* _Exercise_
Scan the entries that follow and copy out every line containing "false".

* _Records drawn from a dataset_
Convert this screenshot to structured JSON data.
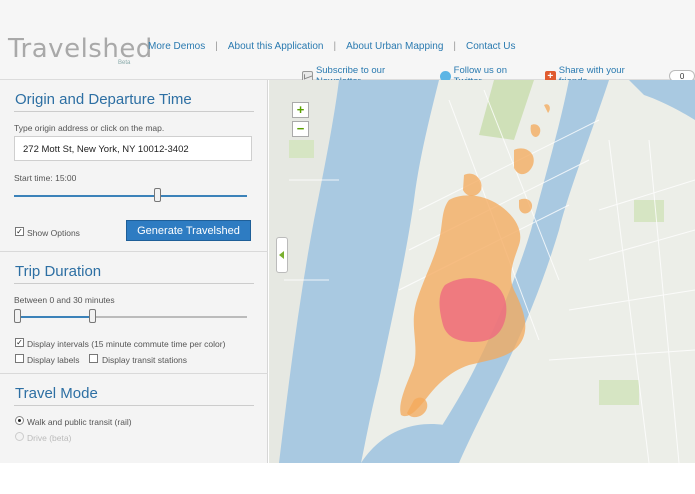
{
  "header": {
    "logo": "Travelshed",
    "beta": "Beta",
    "nav": [
      "More Demos",
      "About this Application",
      "About Urban Mapping",
      "Contact Us"
    ],
    "social": {
      "newsletter": "Subscribe to our Newsletter",
      "twitter": "Follow us on Twitter",
      "share": "Share with your friends",
      "share_count": "0"
    }
  },
  "origin": {
    "title": "Origin and Departure Time",
    "hint": "Type origin address or click on the map.",
    "address": "272 Mott St, New York, NY  10012-3402",
    "start_label": "Start time: 15:00",
    "start_fraction": 0.62,
    "show_options_label": "Show Options",
    "show_options_checked": true,
    "generate_label": "Generate Travelshed"
  },
  "trip": {
    "title": "Trip Duration",
    "range_label": "Between 0 and 30 minutes",
    "range_min_fraction": 0.0,
    "range_max_fraction": 0.33,
    "intervals_label": "Display intervals (15 minute commute time per color)",
    "intervals_checked": true,
    "labels_label": "Display labels",
    "labels_checked": false,
    "transit_label": "Display transit stations",
    "transit_checked": false
  },
  "mode": {
    "title": "Travel Mode",
    "options": [
      "Walk and public transit (rail)",
      "Drive (beta)"
    ],
    "selected": 0
  },
  "map": {
    "zoom_in": "+",
    "zoom_out": "−",
    "colors": {
      "water": "#a8c8e0",
      "land": "#eceee8",
      "park": "#cfe0b8",
      "zone_outer": "#f4a85a",
      "zone_inner": "#ee6a80"
    }
  }
}
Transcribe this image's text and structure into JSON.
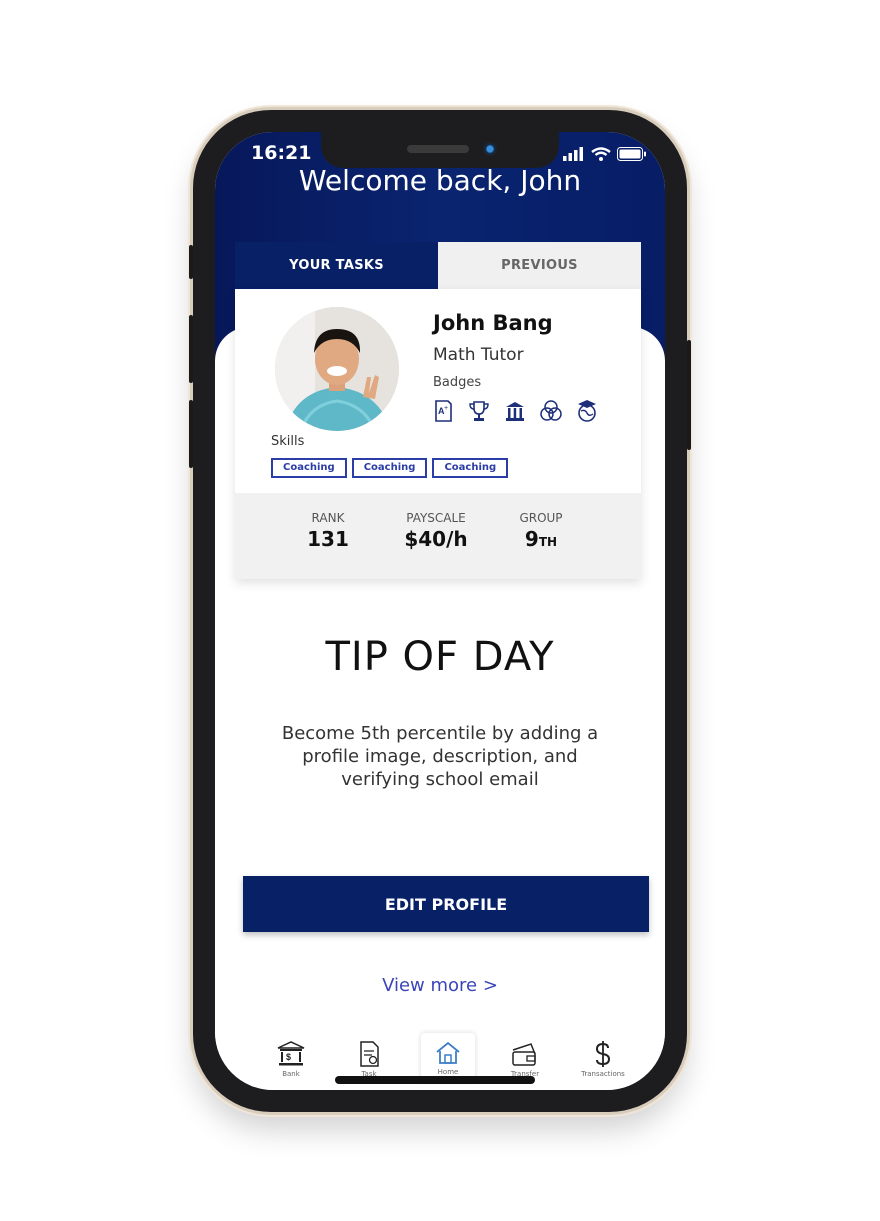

* _Response area_
    "labels_checked": false,
    "transit_checked": false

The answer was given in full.